And when that is the story — which it is — there’s no need to sub-contract out the “criticism” of such “online remarks” to some vague, passive-voice third party. This is not a matter of controversy or a “divisive hot-button issue” requiring disinterested “balance.” There’s no need to fall back into the timid trope of “Critics suggest that praising Hitler might be less than good, but we as objective journalists can’t possibly regard this opinion as anything we can either confirm or deny.”
Praising Hitler is bad. You’re allowed to say so. And saying so is not a violation of some principle of “objectivity,” because praising Hitler is objectively bad.
And but so, since the headline refuses to tell us what happened up in Warwick, let’s look at the story itself:
The owners of a Warwick coffee shop have come under fire after one attended and staunchly defended last week’s pro-Trump mob outside the U.S. Capitol and both were then alleged to have made anti-Semitic remarks on Twitter in the past.
Co-owner Tom Torres took part in the pro-Trump mob and broadcast a Facebook video afterward from his hotel room in Washington, mocking media reports of violence as untrue while boasting that he’d be “in that stuff” – fighting – if Black Lives Matter or Antifa protestors had been there or if Trump supporters had found Vice President Mike Pence inside the Capitol.
“If Mike Pence was being dragged out – God damn! – I’d be part of that, I promise you,” Torres said in the video, which has since been removed from Facebook but preserved in excerpts that were posted online.
Torres’ cheers for what escalated into a riot and the ransacking of the Capitol and killing of a police officer prompted a torrent of online criticism and angry phone calls to his business, Caffe a la Mode.
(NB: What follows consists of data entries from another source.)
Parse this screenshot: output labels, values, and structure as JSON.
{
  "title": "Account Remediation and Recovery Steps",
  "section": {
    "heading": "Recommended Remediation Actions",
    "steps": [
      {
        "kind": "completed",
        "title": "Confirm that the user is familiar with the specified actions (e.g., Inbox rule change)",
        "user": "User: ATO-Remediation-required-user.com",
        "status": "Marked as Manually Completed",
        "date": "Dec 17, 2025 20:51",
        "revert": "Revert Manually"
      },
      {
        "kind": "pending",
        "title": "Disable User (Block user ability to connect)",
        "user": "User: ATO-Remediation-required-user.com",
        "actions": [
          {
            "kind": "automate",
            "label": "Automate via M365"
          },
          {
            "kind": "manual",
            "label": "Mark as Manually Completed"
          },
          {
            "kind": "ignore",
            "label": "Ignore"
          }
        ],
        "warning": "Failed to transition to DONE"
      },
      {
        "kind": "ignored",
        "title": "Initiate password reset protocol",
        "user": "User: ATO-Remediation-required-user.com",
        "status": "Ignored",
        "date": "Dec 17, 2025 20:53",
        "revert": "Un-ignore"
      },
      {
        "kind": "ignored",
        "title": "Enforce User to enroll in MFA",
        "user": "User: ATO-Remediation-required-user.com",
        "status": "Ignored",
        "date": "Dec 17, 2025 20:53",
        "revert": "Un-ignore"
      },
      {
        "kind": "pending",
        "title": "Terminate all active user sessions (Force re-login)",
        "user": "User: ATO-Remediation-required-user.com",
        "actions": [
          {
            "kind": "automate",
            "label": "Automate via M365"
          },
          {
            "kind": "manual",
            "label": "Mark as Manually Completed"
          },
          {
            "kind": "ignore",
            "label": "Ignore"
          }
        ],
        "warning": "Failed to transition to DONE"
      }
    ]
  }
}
That, in turn, led flag-waving Trump supporters from around the region to pack into his business for lunch and then rally outside it on Sunday.
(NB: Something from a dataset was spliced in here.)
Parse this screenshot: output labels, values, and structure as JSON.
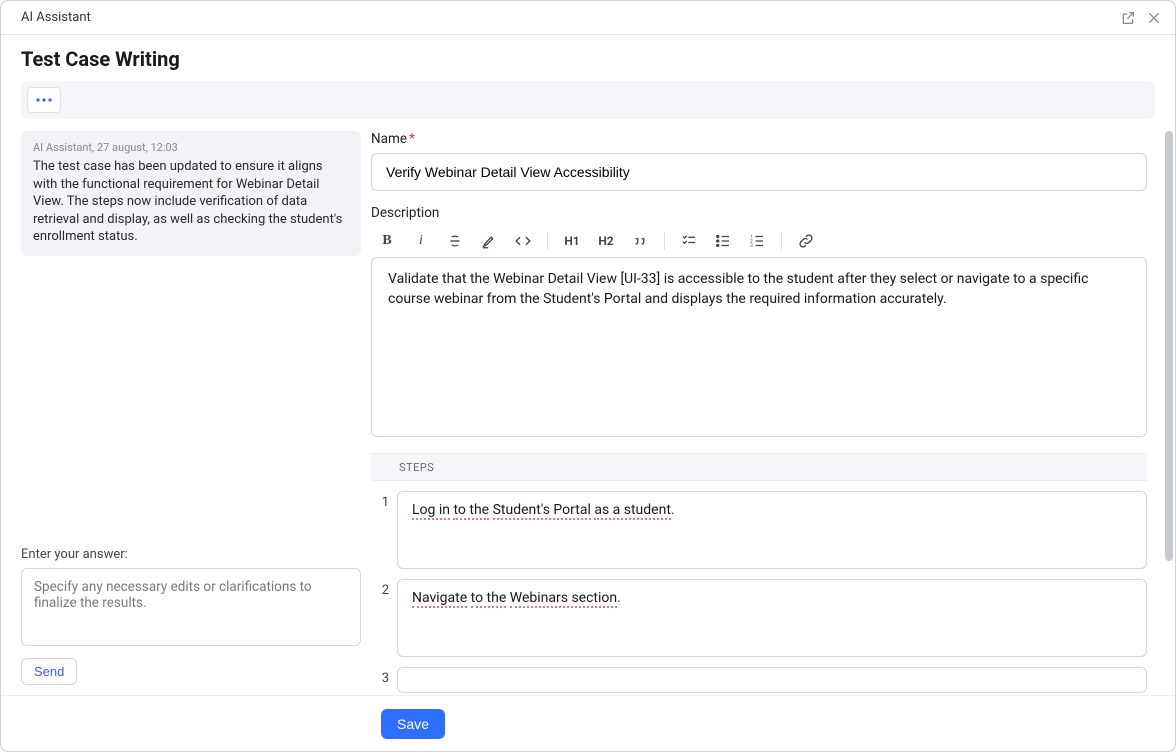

The controversy also invited scrutiny of the social media accounts of Torres and co-owner Scott Elfant that unearthed a tweet attributed to Elfant in December that said, “Hey, the real history of Germany, hitler was actually very kind to all people.”
Online sleuths also traced a tweet to Torres in June in which he responded to a complaint about the media, sports teams and other institutions being politically “tainted” by saying “they’re all owned by satanic Jews.”
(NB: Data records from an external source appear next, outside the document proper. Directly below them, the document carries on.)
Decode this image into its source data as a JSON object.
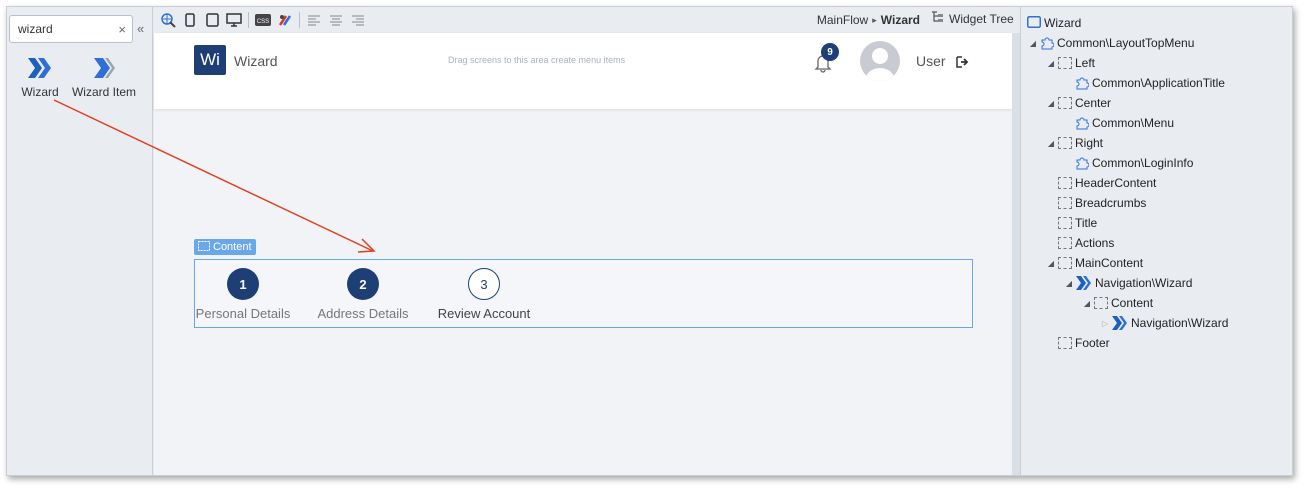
{
  "toolbox": {
    "search_value": "wizard",
    "clear_symbol": "×",
    "collapse_symbol": "«",
    "items": [
      {
        "label": "Wizard",
        "icon": "wizard-icon"
      },
      {
        "label": "Wizard Item",
        "icon": "wizard-item-icon"
      }
    ]
  },
  "toolbar": {
    "breadcrumb_parent": "MainFlow",
    "breadcrumb_separator": "▸",
    "breadcrumb_current": "Wizard",
    "widget_tree_tab": "Widget Tree"
  },
  "page": {
    "logo_text": "Wi",
    "app_title": "Wizard",
    "drag_hint": "Drag screens to this area create menu items",
    "notification_count": "9",
    "user_name": "User",
    "content_tag": "Content"
  },
  "wizard": {
    "steps": [
      {
        "number": "1",
        "label": "Personal Details",
        "state": "done"
      },
      {
        "number": "2",
        "label": "Address Details",
        "state": "done"
      },
      {
        "number": "3",
        "label": "Review Account",
        "state": "todo"
      }
    ]
  },
  "tree": {
    "root": "Wizard",
    "nodes": [
      {
        "label": "Common\\LayoutTopMenu",
        "icon": "puzzle-icon"
      },
      {
        "label": "Left",
        "icon": "placeholder-icon"
      },
      {
        "label": "Common\\ApplicationTitle",
        "icon": "puzzle-icon"
      },
      {
        "label": "Center",
        "icon": "placeholder-icon"
      },
      {
        "label": "Common\\Menu",
        "icon": "puzzle-icon"
      },
      {
        "label": "Right",
        "icon": "placeholder-icon"
      },
      {
        "label": "Common\\LoginInfo",
        "icon": "puzzle-icon"
      },
      {
        "label": "HeaderContent",
        "icon": "placeholder-icon"
      },
      {
        "label": "Breadcrumbs",
        "icon": "placeholder-icon"
      },
      {
        "label": "Title",
        "icon": "placeholder-icon"
      },
      {
        "label": "Actions",
        "icon": "placeholder-icon"
      },
      {
        "label": "MainContent",
        "icon": "placeholder-icon"
      },
      {
        "label": "Navigation\\Wizard",
        "icon": "wizard-icon"
      },
      {
        "label": "Content",
        "icon": "placeholder-icon"
      },
      {
        "label": "Navigation\\Wizard",
        "icon": "wizard-icon"
      },
      {
        "label": "Footer",
        "icon": "placeholder-icon"
      }
    ]
  },
  "colors": {
    "brand": "#1e3f75",
    "accent_blue": "#2f6fd6",
    "content_highlight": "#6aa7e8",
    "annotation_arrow": "#e0401f"
  }
}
The Jewish Federation of Greater Orange County condemned those remarks in a Facebook statement Sunday evening, shortly after the gathering of Trump supporters at Caffe a la Mode had ended.
The statement from the Jewish Federation is a good one, but it’s disturbing that it’s left to stand alone as the sole local criticism of this local Nazism. Was anyone else in Warwick troubled by these statements? What does the mayor/council have to say? The local chamber of commerce? Other local clergy or business or civic leaders?
To the paper’s credit, the Times Herald-Record did run a five paragraph op-ed piece several days later signed by a dozen local clergy condemning the Trump rally in support of the Hitler-praising local business: “Warwick area clergy call for peace in a troubling time.” It doesn’t quite have the moral clarity or courage of, say, the Dead Kennedys, but it’s something at least:
Non-residents may have come here with profanity on their flags and hate in their hearts, but with the need to lower the vitriol, temperature and voices of all, we call upon one another to act upon the values of tolerance and love. These principles are neither reserved for our sanctuaries nor our religious school classrooms, they tell everyone that hate is not welcome here.
Local newspapers are now forced to make bricks without straw. They’re struggling to provide an essential service without anything close to the staff or resources that task requires. I appreciate that and know exactly what it means.
But for all of the challenges they now face, they’ve got to get better at covering this story, which is a national story but also always a local one.